TIME Crime

Violence Flares Anew in Ferguson Despite National Guard

A man is detained after a standoff between protesters and police on Aug. 18, 2014 in Ferguson, Mo.
A man is detained after a standoff between protesters and police on Aug. 18, 2014 in Ferguson, Mo. Charlie Riedel—AP

Protesters and police once again trade volleys of bottles and tear gas

Updated 8:24 a.m. ET

The deployment of the National Guard and the lifting of a curfew failed to prevent another night of violent clashes between protesters and police in Ferguson, Mo., late Monday night, as a day of almost eerie calm soon gave way to a night of mayhem and chaos. Protesters overpowered more peaceful demonstrators at about midnight and threw bottles at police, who responded with tear gas, as multiple gunshots were heard ringing out in this St. Louis suburb. Authorities later said 31 people were arrested.

Missouri Gov. Jay Nixon had hoped the National Guard, along with President Barack Obama’s repeated pleas for calm, might finally defuse the situation in Ferguson, which has been rocked by racial tensions ever since the killing of an unarmed black teenager by a white police officer on Aug. 9.

“Let’s seek to heal, rather than to wound each other,” Obama said in his latest remarks on the crisis Monday.
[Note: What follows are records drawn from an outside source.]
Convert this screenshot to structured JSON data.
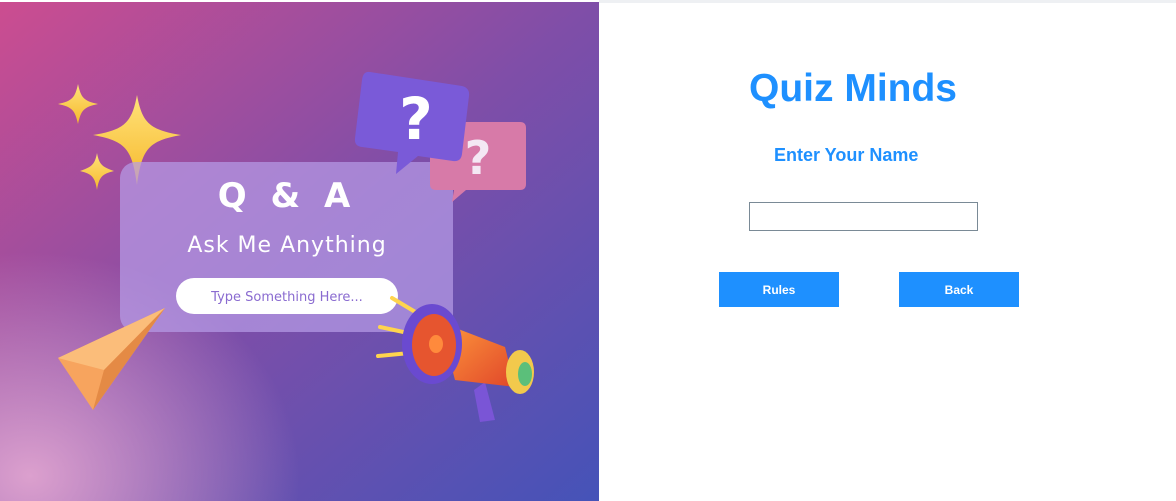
{
  "banner": {
    "heading": "Q & A",
    "subheading": "Ask Me Anything",
    "placeholder_text": "Type Something Here...",
    "question_mark": "?",
    "icons": [
      "sparkle-icon",
      "question-bubble-icon",
      "paper-plane-icon",
      "megaphone-icon"
    ]
  },
  "form": {
    "title": "Quiz Minds",
    "name_label": "Enter Your Name",
    "name_value": "",
    "rules_label": "Rules",
    "back_label": "Back"
  },
  "colors": {
    "accent": "#1e90ff",
    "banner_gradient_start": "#c84e94",
    "banner_gradient_end": "#4a55b8"
  }
}
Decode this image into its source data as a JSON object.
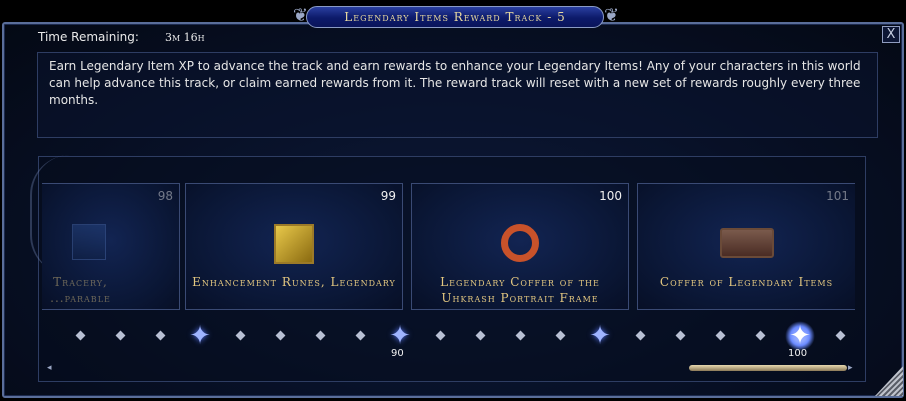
{
  "window": {
    "title": "Legendary Items Reward Track - 5",
    "close_label": "X"
  },
  "time": {
    "label": "Time Remaining:",
    "value": "3m 16h"
  },
  "description": "Earn Legendary Item XP to advance the track and earn rewards to enhance your Legendary Items! Any of your characters in this world can help advance this track, or claim earned rewards from it. The reward track will reset with a new set of rewards roughly every three months.",
  "rewards": [
    {
      "level": "98",
      "name": "Tracery, ...parable",
      "icon": "tracery-icon"
    },
    {
      "level": "99",
      "name": "Enhancement Runes, Legendary",
      "icon": "runes-icon"
    },
    {
      "level": "100",
      "name": "Legendary Coffer of the Uhkrash Portrait Frame",
      "icon": "portrait-frame-icon"
    },
    {
      "level": "101",
      "name": "Coffer of Legendary Items",
      "icon": "chest-icon"
    }
  ],
  "track": {
    "marker_90": "90",
    "marker_100": "100"
  },
  "scrollbar": {
    "left_arrow": "◂",
    "right_arrow": "▸"
  }
}
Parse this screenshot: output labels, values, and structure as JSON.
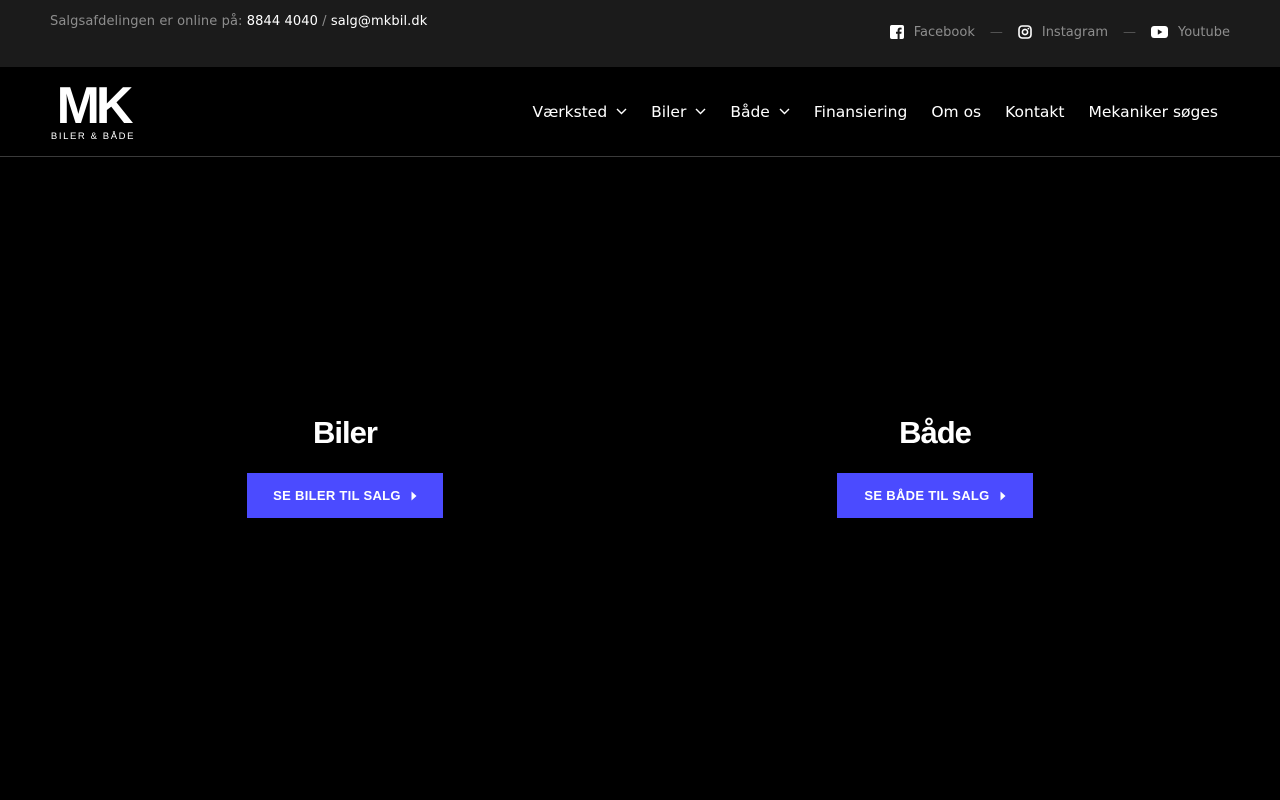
{
  "topbar": {
    "contact_prefix": "Salgsafdelingen er online på: ",
    "phone": "8844 4040",
    "separator": " / ",
    "email": "salg@mkbil.dk",
    "social": [
      {
        "label": "Facebook",
        "icon": "facebook-icon"
      },
      {
        "label": "Instagram",
        "icon": "instagram-icon"
      },
      {
        "label": "Youtube",
        "icon": "youtube-icon"
      }
    ],
    "social_separator": "—"
  },
  "logo": {
    "main": "MK",
    "sub": "BILER & BÅDE"
  },
  "nav": {
    "items": [
      {
        "label": "Værksted",
        "has_dropdown": true
      },
      {
        "label": "Biler",
        "has_dropdown": true
      },
      {
        "label": "Både",
        "has_dropdown": true
      },
      {
        "label": "Finansiering",
        "has_dropdown": false
      },
      {
        "label": "Om os",
        "has_dropdown": false
      },
      {
        "label": "Kontakt",
        "has_dropdown": false
      },
      {
        "label": "Mekaniker søges",
        "has_dropdown": false
      }
    ]
  },
  "hero": {
    "panels": [
      {
        "title": "Biler",
        "button": "SE BILER TIL SALG"
      },
      {
        "title": "Både",
        "button": "SE BÅDE TIL SALG"
      }
    ]
  },
  "colors": {
    "accent": "#4b4bff",
    "topbar_bg": "#1b1b1b",
    "page_bg": "#000000",
    "muted_text": "#8d8d8d"
  }
}
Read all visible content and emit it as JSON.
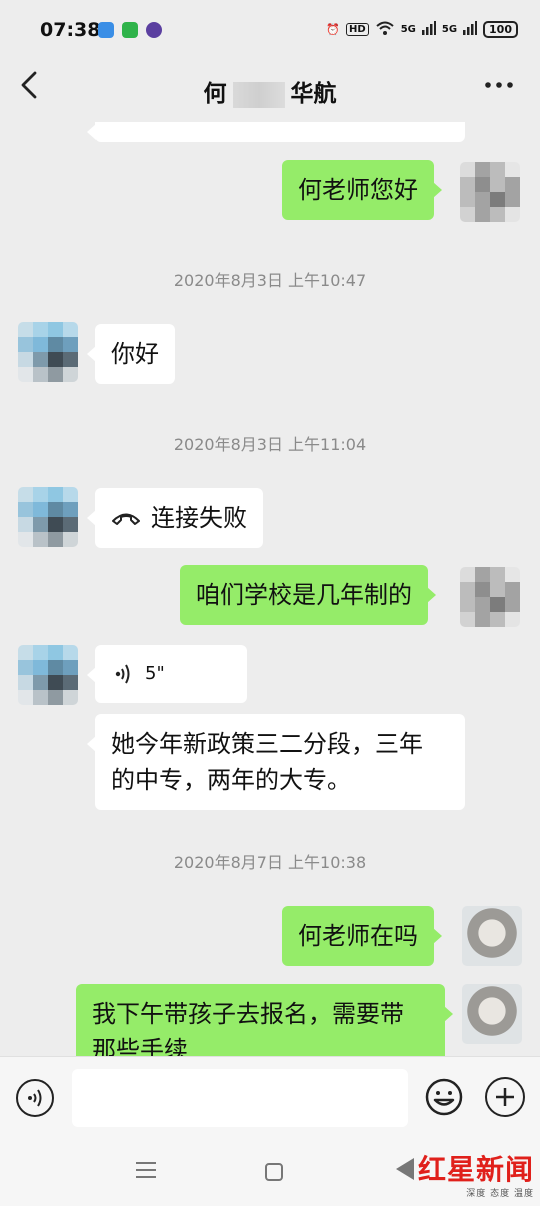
{
  "status_bar": {
    "time": "07:38",
    "hd": "HD",
    "net1": "5G",
    "net2": "5G",
    "battery": "100"
  },
  "header": {
    "title_left": "何",
    "title_right": "华航",
    "back_icon": "chevron-left-icon",
    "more_icon": "ellipsis-icon"
  },
  "messages": {
    "m1": {
      "side": "right",
      "text": "何老师您好"
    },
    "ts1": "2020年8月3日 上午10:47",
    "m2": {
      "side": "left",
      "text": "你好"
    },
    "ts2": "2020年8月3日 上午11:04",
    "m3": {
      "side": "left",
      "text": "连接失败",
      "icon": "phone-hangup-icon"
    },
    "m4": {
      "side": "right",
      "text": "咱们学校是几年制的"
    },
    "m5": {
      "side": "left",
      "voice_duration": "5\"",
      "icon": "voice-icon"
    },
    "m6": {
      "side": "left",
      "line1": "她今年新政策三二分段，三年",
      "line2": "的中专，两年的大专。"
    },
    "ts3": "2020年8月7日 上午10:38",
    "m7": {
      "side": "right",
      "text": "何老师在吗"
    },
    "m8": {
      "side": "right",
      "line1": "我下午带孩子去报名，需要带",
      "line2": "那些手续"
    }
  },
  "input_bar": {
    "placeholder": ""
  },
  "watermark": {
    "main": "红星新闻",
    "sub": "深度 态度 温度"
  },
  "colors": {
    "bubble_green": "#95ec69",
    "bubble_white": "#ffffff",
    "background": "#ededed"
  }
}
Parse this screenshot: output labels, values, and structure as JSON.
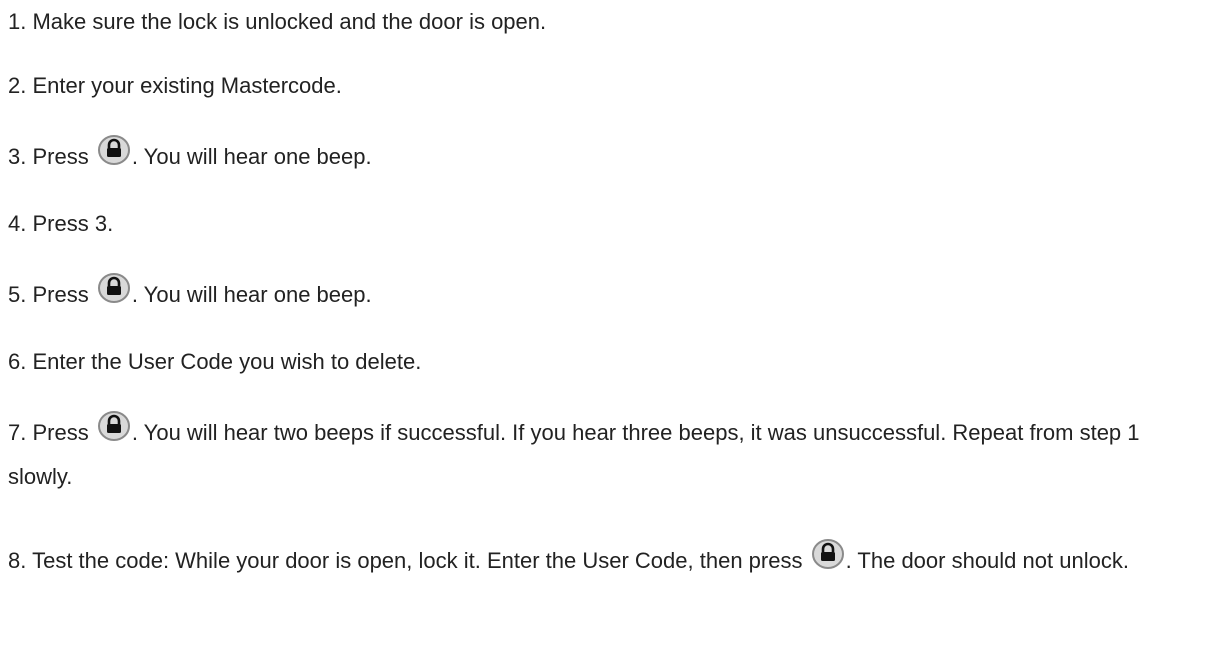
{
  "steps": [
    {
      "number": "1.",
      "text": "Make sure the lock is unlocked and the door is open."
    },
    {
      "number": "2.",
      "text": "Enter your existing Mastercode."
    },
    {
      "number": "3.",
      "before": "Press",
      "after": ". You will hear one beep.",
      "icon": "lock-button-icon"
    },
    {
      "number": "4.",
      "text": "Press 3."
    },
    {
      "number": "5.",
      "before": "Press",
      "after": ". You will hear one beep.",
      "icon": "lock-button-icon"
    },
    {
      "number": "6.",
      "text": "Enter the User Code you wish to delete."
    },
    {
      "number": "7.",
      "before": "Press",
      "after": ". You will hear two beeps if successful. If you hear three beeps, it was unsuccessful. Repeat from step 1 slowly.",
      "icon": "lock-button-icon"
    },
    {
      "number": "8.",
      "before": "Test the code: While your door is open, lock it. Enter the User Code, then press",
      "after": ". The door should not unlock.",
      "icon": "lock-button-icon"
    }
  ],
  "colors": {
    "text": "#222222",
    "icon_fill": "#d9d9d9",
    "icon_stroke": "#8a8a8a",
    "icon_lock": "#111111"
  }
}
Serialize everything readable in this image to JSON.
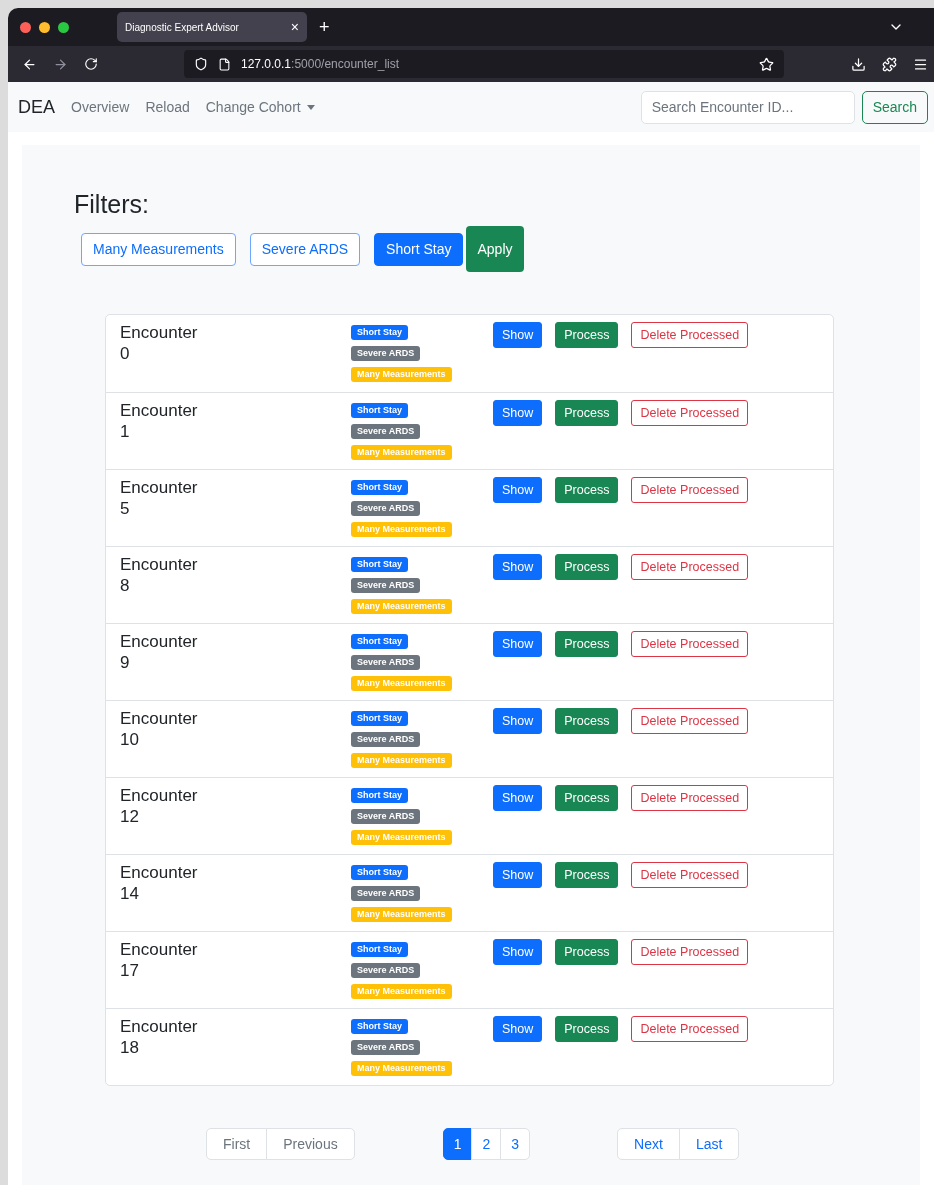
{
  "browser": {
    "tab_title": "Diagnostic Expert Advisor",
    "tab_close": "×",
    "new_tab": "+",
    "url_host": "127.0.0.1",
    "url_path": ":5000/encounter_list"
  },
  "navbar": {
    "brand": "DEA",
    "links": [
      {
        "label": "Overview",
        "kind": "link"
      },
      {
        "label": "Reload",
        "kind": "link"
      },
      {
        "label": "Change Cohort",
        "kind": "dropdown"
      }
    ],
    "search": {
      "placeholder": "Search Encounter ID...",
      "button": "Search"
    }
  },
  "filters": {
    "title": "Filters:",
    "options": [
      {
        "label": "Many Measurements",
        "selected": false
      },
      {
        "label": "Severe ARDS",
        "selected": false
      },
      {
        "label": "Short Stay",
        "selected": true
      }
    ],
    "apply": "Apply"
  },
  "encounters": [
    {
      "label": "Encounter",
      "id": "0",
      "badges": [
        {
          "text": "Short Stay",
          "color": "#0d6efd"
        },
        {
          "text": "Severe ARDS",
          "color": "#6c757d"
        },
        {
          "text": "Many Measurements",
          "color": "#ffc107"
        }
      ],
      "actions": [
        {
          "label": "Show",
          "kind": "primary"
        },
        {
          "label": "Process",
          "kind": "success"
        },
        {
          "label": "Delete Processed",
          "kind": "danger-outline"
        }
      ]
    },
    {
      "label": "Encounter",
      "id": "1",
      "badges": [
        {
          "text": "Short Stay",
          "color": "#0d6efd"
        },
        {
          "text": "Severe ARDS",
          "color": "#6c757d"
        },
        {
          "text": "Many Measurements",
          "color": "#ffc107"
        }
      ],
      "actions": [
        {
          "label": "Show",
          "kind": "primary"
        },
        {
          "label": "Process",
          "kind": "success"
        },
        {
          "label": "Delete Processed",
          "kind": "danger-outline"
        }
      ]
    },
    {
      "label": "Encounter",
      "id": "5",
      "badges": [
        {
          "text": "Short Stay",
          "color": "#0d6efd"
        },
        {
          "text": "Severe ARDS",
          "color": "#6c757d"
        },
        {
          "text": "Many Measurements",
          "color": "#ffc107"
        }
      ],
      "actions": [
        {
          "label": "Show",
          "kind": "primary"
        },
        {
          "label": "Process",
          "kind": "success"
        },
        {
          "label": "Delete Processed",
          "kind": "danger-outline"
        }
      ]
    },
    {
      "label": "Encounter",
      "id": "8",
      "badges": [
        {
          "text": "Short Stay",
          "color": "#0d6efd"
        },
        {
          "text": "Severe ARDS",
          "color": "#6c757d"
        },
        {
          "text": "Many Measurements",
          "color": "#ffc107"
        }
      ],
      "actions": [
        {
          "label": "Show",
          "kind": "primary"
        },
        {
          "label": "Process",
          "kind": "success"
        },
        {
          "label": "Delete Processed",
          "kind": "danger-outline"
        }
      ]
    },
    {
      "label": "Encounter",
      "id": "9",
      "badges": [
        {
          "text": "Short Stay",
          "color": "#0d6efd"
        },
        {
          "text": "Severe ARDS",
          "color": "#6c757d"
        },
        {
          "text": "Many Measurements",
          "color": "#ffc107"
        }
      ],
      "actions": [
        {
          "label": "Show",
          "kind": "primary"
        },
        {
          "label": "Process",
          "kind": "success"
        },
        {
          "label": "Delete Processed",
          "kind": "danger-outline"
        }
      ]
    },
    {
      "label": "Encounter",
      "id": "10",
      "badges": [
        {
          "text": "Short Stay",
          "color": "#0d6efd"
        },
        {
          "text": "Severe ARDS",
          "color": "#6c757d"
        },
        {
          "text": "Many Measurements",
          "color": "#ffc107"
        }
      ],
      "actions": [
        {
          "label": "Show",
          "kind": "primary"
        },
        {
          "label": "Process",
          "kind": "success"
        },
        {
          "label": "Delete Processed",
          "kind": "danger-outline"
        }
      ]
    },
    {
      "label": "Encounter",
      "id": "12",
      "badges": [
        {
          "text": "Short Stay",
          "color": "#0d6efd"
        },
        {
          "text": "Severe ARDS",
          "color": "#6c757d"
        },
        {
          "text": "Many Measurements",
          "color": "#ffc107"
        }
      ],
      "actions": [
        {
          "label": "Show",
          "kind": "primary"
        },
        {
          "label": "Process",
          "kind": "success"
        },
        {
          "label": "Delete Processed",
          "kind": "danger-outline"
        }
      ]
    },
    {
      "label": "Encounter",
      "id": "14",
      "badges": [
        {
          "text": "Short Stay",
          "color": "#0d6efd"
        },
        {
          "text": "Severe ARDS",
          "color": "#6c757d"
        },
        {
          "text": "Many Measurements",
          "color": "#ffc107"
        }
      ],
      "actions": [
        {
          "label": "Show",
          "kind": "primary"
        },
        {
          "label": "Process",
          "kind": "success"
        },
        {
          "label": "Delete Processed",
          "kind": "danger-outline"
        }
      ]
    },
    {
      "label": "Encounter",
      "id": "17",
      "badges": [
        {
          "text": "Short Stay",
          "color": "#0d6efd"
        },
        {
          "text": "Severe ARDS",
          "color": "#6c757d"
        },
        {
          "text": "Many Measurements",
          "color": "#ffc107"
        }
      ],
      "actions": [
        {
          "label": "Show",
          "kind": "primary"
        },
        {
          "label": "Process",
          "kind": "success"
        },
        {
          "label": "Delete Processed",
          "kind": "danger-outline"
        }
      ]
    },
    {
      "label": "Encounter",
      "id": "18",
      "badges": [
        {
          "text": "Short Stay",
          "color": "#0d6efd"
        },
        {
          "text": "Severe ARDS",
          "color": "#6c757d"
        },
        {
          "text": "Many Measurements",
          "color": "#ffc107"
        }
      ],
      "actions": [
        {
          "label": "Show",
          "kind": "primary"
        },
        {
          "label": "Process",
          "kind": "success"
        },
        {
          "label": "Delete Processed",
          "kind": "danger-outline"
        }
      ]
    }
  ],
  "pagination": {
    "back": [
      {
        "label": "First",
        "disabled": true
      },
      {
        "label": "Previous",
        "disabled": true
      }
    ],
    "pages": [
      {
        "label": "1",
        "selected": true
      },
      {
        "label": "2",
        "selected": false
      },
      {
        "label": "3",
        "selected": false
      }
    ],
    "forward": [
      {
        "label": "Next",
        "disabled": false
      },
      {
        "label": "Last",
        "disabled": false
      }
    ]
  }
}
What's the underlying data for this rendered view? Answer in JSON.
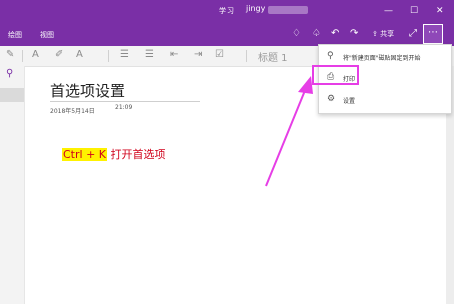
{
  "window": {
    "title": "学习",
    "user": "jingy",
    "minimize": "—",
    "maximize": "☐",
    "close": "✕"
  },
  "ribbon": {
    "tabs": [
      "绘图",
      "视图"
    ],
    "share_label": "共享",
    "more_label": "⋯"
  },
  "toolbar": {
    "heading_style": "标题 1"
  },
  "page": {
    "title": "首选项设置",
    "date": "2018年5月14日",
    "time": "21:09",
    "hint_key": "Ctrl + K",
    "hint_text": " 打开首选项"
  },
  "menu": {
    "items": [
      {
        "icon": "pin-icon",
        "label": "将\"新建页面\"磁贴固定到开始"
      },
      {
        "icon": "printer-icon",
        "label": "打印"
      },
      {
        "icon": "gear-icon",
        "label": "设置"
      }
    ]
  },
  "colors": {
    "accent": "#7a2fa6",
    "annotation": "#e63ee6",
    "hint_text": "#d0021b",
    "hint_highlight": "#fff200"
  }
}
And for much of the day, it appeared as though tensions were cooling. Police had cordoned off parts of the downtown area and were allowing people to peacefully protest, and demonstrators marched up and down the streets with an air of positivity. But the peaceful demonstrators, who have lamented their violent counterparts keeping the town in the national spotlight, were met by a younger, rowdier group at about midnight. A human chain of peaceful demonstrators—including pastors and community leaders—briefly kept the more raucous protesters at bay, with the help of a line of police in tactical gear.

But as the protesters threw glass bottles at police, the police responded with tear gas. And the night once again devolved into the dispiriting spectacle of protesters throwing bottles, police pointing their guns or firing tear gas — in some cases from the open windows of unmarked white minivans, protesters scrambling away, and authorities rounding up people for arrest.

State Highway Patrol Captain Ron Johnson later said his officers had come under heavy attack, including gunfire, but said “not a single bullet was fired by officers,” Reuters reports.

It remained unclear if National Guard troops were at the scene of the latest violence; some reports indicated they were, but the authorities on site appeared to be the state troopers Nixon previously brought into to take control of the situation, along with other local officers. Authorities on the scene said the National Guard was providing operational backup at a police command center nearby, and officials had previously made clear the Guard’s mission would be limited in scope.

“I’ll be watching over the next several days to assess whether it’s helping rather than hindering progress in Ferguson,” Obama said Monday of the National Guard presence.

Shortly before midnight, much of the main downtown thoroughfare where clashes were taking place was sealed off.

With reporting by Robert Klemko/Ferguson, Mo.

Your browser, Internet Explorer 8 or below, is out of date. It has known security flaws and may not display all features of this and other websites.

Learn how to update your browser